Starting when I was 12 my best friend was Steve. Steve was a great friend and we did all kinds of things together. However, his dad was the meanest guy in the world!
Larry is his dad’s name, and Larry is an ex-marine. He was going to make us boys into men by riding our butts about everything – and trying to kill Steve with work! I swear, Steve was going to die!
I would wait for Larry to go to work and then go over to Steve’s house so we could go play. Steve would come to the door completely deflated. He had to wash walls, clean the basement, weed the entire garden, or some other nearly impossible task! I would ask if I could help in this impossible feat, but no, I was forbidden. It’s almost like Larry knew that we would goof off more than work if we were together.
He called me Douglas. I’m not sure I could imitate him and how he said it. The way he said it always smacked of disappointment, had a ring of disdain, and a hint of “I’m not sure what it is, but I know something is your fault” to it! That may have just been my teenage paranoia at work though, now that I think about it.
I smile as I write this now, because now I’m a dad of three teenage boys. I’m sure they think the same things about me and the tasks that I give them to push them, to stretch them, to help them grow. Now I realize that maybe Larry was trying to help us grow out of love. To me at the time, it was very very well concealed love.
I ran into Larry on my quest to find my buddy in Idaho. You know what? Larry is a good guy. He’s found a way to retire to rural Idaho, has spent a good deal of his time there working to help others. He even drove a school bus for a while. My childhood version of Larry might have eaten school children for breakfast – but now I see that he’s actually quite fond of the little buggers.
He’s also a great example of devotion to his wife. They married young, and have been through thick and thin together. One thing that I never questioned in Larry’s life is how much he loves his wife, and how much trouble we would be in if we ever disrespected her. I appreciate that example in my life.
He certainly didn’t want his photo taken, but he had just gotten into his car to drive me down dirt roads to find my pal. I would have been lost for an hour, but Larry wanted to make sure I could find it. Does that sound like the meanest dad to you? Me either. In fact, I’m really rather fond of the guy.
one further note
It was my intent in this article to reflect the changes in my perspective as much or moreso than any changes that Larry has gone through. I attribute my change in my views toward him more to having grown into the role of father far more than to the mellowing that takes place as we each get older.
As a youthI resented, as most teenagers do, anyone who would impose a work ethic on me or my friends. I just wanted to “play” and anyone that wouldn’t let me “play” was “mean”.

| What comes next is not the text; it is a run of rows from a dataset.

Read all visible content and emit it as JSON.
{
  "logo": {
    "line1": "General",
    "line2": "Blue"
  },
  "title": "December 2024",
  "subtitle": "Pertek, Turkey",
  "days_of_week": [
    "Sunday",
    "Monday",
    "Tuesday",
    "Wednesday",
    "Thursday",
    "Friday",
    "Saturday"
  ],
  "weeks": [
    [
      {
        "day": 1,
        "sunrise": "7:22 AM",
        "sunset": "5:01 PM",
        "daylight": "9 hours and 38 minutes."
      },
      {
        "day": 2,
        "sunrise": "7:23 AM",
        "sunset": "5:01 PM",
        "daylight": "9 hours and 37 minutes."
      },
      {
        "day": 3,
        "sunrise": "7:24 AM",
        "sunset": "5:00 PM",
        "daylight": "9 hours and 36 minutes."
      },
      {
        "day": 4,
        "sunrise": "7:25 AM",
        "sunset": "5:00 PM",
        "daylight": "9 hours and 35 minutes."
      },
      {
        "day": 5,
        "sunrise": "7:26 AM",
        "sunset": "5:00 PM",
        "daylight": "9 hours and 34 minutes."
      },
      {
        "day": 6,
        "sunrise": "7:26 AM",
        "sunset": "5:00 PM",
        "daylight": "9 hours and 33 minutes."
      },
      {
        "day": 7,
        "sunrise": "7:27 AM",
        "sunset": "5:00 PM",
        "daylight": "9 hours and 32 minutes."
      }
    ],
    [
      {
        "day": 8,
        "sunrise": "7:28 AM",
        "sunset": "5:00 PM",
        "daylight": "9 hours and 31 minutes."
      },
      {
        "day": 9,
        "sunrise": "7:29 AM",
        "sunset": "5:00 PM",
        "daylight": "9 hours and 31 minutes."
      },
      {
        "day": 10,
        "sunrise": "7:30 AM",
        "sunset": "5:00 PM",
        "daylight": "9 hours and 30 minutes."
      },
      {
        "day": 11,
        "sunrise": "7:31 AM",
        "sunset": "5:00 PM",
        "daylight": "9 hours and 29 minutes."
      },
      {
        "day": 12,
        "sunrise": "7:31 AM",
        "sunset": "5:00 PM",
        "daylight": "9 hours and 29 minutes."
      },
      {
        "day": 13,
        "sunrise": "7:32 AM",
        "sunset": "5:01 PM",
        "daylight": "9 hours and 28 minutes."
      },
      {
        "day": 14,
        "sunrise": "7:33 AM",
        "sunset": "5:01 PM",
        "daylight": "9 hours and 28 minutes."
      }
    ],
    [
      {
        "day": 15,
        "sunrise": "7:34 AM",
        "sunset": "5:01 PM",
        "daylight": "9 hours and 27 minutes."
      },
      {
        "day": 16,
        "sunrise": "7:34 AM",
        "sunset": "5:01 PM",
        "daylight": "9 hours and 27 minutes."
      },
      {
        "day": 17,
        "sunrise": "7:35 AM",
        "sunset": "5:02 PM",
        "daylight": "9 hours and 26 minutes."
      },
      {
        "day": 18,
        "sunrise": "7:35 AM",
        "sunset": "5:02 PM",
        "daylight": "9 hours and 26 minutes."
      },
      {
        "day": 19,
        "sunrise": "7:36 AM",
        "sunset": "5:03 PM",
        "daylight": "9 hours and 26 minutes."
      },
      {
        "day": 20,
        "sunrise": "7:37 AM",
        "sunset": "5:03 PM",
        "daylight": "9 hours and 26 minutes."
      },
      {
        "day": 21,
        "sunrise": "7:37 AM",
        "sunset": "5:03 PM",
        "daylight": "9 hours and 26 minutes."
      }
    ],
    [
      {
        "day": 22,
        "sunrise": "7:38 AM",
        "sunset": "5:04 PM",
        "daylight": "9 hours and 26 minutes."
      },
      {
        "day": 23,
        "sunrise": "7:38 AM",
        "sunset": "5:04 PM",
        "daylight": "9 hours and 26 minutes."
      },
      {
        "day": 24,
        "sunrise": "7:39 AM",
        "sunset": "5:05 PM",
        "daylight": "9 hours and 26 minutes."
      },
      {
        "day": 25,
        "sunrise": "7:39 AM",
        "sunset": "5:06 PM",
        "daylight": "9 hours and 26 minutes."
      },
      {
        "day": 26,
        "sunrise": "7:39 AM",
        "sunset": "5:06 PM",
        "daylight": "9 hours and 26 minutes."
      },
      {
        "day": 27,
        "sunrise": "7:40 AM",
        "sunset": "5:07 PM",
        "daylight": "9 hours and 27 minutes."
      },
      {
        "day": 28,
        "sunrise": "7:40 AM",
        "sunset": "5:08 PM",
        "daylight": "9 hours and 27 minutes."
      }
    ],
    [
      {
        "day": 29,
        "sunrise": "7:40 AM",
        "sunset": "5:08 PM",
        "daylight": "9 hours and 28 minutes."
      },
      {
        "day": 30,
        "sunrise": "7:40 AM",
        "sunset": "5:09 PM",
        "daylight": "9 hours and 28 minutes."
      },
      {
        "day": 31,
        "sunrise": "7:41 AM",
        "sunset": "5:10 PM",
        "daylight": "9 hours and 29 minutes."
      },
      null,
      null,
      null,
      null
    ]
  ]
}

Now that I’ve had more experience I’ve grown to appreciate the men in my life that cared enough to make me work whether I wanted to or not. My dad and Steve’s dad are among the top tier of these men.
The title is meant to make fun of my perceptions – and really doesn’t reflect the reality of Larry either then or now. He’s a good guy.